Admissibility of non-defendant's bad character
Admissibility of non-defendant's bad character

The following Corporate Crime guidance note provides comprehensive and up to date legal information covering:

  • Admissibility of non-defendant's bad character
  • Admissibility of non-defendant's bad character
  • Important explanatory evidence
  • Bad character as evidence of 'substantial probative' value
  • Requirement of leave

Admissibility of non-defendant's bad character

Evidence of bad character is generally inadmissible against a person other the accused in criminal proceedings.

However, the Criminal Justice Act 2003 (CJA 2003) permits such evidence in three situations.

These are where the evidence:

  1. is important explanatory evidence

  2. has substantial probative value or

  3. all parties agreed to the evidence being admitted

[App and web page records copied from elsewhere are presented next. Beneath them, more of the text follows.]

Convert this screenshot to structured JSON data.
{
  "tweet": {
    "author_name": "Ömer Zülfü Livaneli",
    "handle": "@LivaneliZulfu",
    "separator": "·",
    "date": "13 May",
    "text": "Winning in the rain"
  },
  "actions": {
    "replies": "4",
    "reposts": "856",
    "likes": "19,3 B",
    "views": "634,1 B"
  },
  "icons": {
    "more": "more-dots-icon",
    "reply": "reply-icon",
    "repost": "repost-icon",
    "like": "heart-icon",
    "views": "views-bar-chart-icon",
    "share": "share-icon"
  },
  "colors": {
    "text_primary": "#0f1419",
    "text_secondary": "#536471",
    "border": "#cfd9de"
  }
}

The statutory provisions govern the admissibility of evidence of bad character of all witnesses, irrespective of whether they are witnesses for the prosecution or the defence or whether they give evidence or not.

The Criminal Procedure Act 1865 (CPA 1865), which states that a witnesses' conviction for an offence may be proved if not admitted, has been amended so that cross-examination on the previous convictions of a non-defendant, is now subject to the statutory scheme.

Evidence of a non-defendant's 'bad character' must satisfy the definition of 'bad character' as set out in CJA 2003.

See Practice Note: Admissibility of defendant's bad character in criminal proceedings

If the statutory definition of bad character is not satisfied none of the gateways of admissibility under CJA 2003 will apply.

The definition of 'bad character' includes a person's previous convictions.

Important explanatory evidence

A non-defendant's bad character is admissible if it is 'important explanatory evidence'.

Under CJA 2003 evidence is 'important explanatory evidence' if without it:

  1. the court or jury would find